→ **Instructions for the task**:
In the listing below, how many lines include "sender"? Give the number and no other text.

● ● ● ● ● ● ●

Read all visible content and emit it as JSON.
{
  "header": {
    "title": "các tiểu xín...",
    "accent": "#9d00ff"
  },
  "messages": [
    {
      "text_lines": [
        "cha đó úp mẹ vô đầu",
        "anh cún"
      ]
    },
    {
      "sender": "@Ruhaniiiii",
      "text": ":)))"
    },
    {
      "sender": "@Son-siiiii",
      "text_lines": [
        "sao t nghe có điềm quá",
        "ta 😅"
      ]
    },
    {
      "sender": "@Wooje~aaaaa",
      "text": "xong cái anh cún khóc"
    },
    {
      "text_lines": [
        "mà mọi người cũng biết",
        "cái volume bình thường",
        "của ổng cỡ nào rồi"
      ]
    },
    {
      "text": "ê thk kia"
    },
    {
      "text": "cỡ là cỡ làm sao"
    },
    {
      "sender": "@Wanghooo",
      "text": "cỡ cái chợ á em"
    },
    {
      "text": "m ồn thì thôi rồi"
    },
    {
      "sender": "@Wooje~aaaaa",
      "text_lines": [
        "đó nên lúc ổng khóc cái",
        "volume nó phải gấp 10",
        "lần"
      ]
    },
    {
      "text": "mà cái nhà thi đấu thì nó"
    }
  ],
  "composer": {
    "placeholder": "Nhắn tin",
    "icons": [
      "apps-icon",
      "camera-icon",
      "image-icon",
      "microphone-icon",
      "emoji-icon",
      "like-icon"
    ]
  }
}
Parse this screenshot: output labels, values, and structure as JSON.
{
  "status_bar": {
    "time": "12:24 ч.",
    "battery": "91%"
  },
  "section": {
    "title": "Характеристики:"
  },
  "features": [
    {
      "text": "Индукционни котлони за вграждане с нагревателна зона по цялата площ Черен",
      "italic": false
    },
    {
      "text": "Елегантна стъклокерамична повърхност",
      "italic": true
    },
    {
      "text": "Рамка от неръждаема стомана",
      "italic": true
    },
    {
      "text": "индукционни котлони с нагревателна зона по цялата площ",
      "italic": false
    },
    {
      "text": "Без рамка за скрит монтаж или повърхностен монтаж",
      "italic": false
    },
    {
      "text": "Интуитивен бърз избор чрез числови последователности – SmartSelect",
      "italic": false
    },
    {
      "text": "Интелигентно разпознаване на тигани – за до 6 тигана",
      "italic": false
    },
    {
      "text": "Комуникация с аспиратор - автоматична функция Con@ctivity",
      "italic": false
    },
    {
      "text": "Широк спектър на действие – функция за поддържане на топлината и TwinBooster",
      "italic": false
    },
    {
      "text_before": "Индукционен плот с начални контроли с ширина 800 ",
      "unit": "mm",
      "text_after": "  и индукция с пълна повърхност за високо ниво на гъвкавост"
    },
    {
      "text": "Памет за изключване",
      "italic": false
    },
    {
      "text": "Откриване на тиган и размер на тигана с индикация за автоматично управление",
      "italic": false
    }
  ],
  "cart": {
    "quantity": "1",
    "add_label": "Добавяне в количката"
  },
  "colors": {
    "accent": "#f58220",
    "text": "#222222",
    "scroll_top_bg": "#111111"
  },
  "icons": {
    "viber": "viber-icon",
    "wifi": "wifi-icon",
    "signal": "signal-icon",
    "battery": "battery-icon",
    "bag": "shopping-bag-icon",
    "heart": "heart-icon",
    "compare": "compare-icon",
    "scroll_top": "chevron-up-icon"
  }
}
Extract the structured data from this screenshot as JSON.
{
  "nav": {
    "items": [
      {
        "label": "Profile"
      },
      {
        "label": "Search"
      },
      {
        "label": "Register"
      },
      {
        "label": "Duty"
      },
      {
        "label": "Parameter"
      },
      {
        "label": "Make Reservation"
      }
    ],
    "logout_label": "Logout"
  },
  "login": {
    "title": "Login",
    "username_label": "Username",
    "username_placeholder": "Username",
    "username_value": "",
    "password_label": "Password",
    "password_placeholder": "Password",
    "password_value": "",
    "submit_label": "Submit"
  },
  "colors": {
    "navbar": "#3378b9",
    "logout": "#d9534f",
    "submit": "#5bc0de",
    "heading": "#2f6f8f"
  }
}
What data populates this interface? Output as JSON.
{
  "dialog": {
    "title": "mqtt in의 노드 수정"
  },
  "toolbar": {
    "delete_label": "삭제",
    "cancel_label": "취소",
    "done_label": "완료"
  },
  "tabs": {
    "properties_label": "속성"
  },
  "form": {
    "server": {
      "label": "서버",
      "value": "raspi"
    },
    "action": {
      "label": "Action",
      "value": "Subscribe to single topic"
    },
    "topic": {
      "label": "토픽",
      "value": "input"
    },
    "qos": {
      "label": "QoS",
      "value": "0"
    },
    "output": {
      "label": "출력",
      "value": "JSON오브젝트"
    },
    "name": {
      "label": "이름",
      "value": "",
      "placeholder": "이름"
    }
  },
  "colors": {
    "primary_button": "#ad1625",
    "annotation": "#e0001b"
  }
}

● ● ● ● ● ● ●

→ **Response box**:
5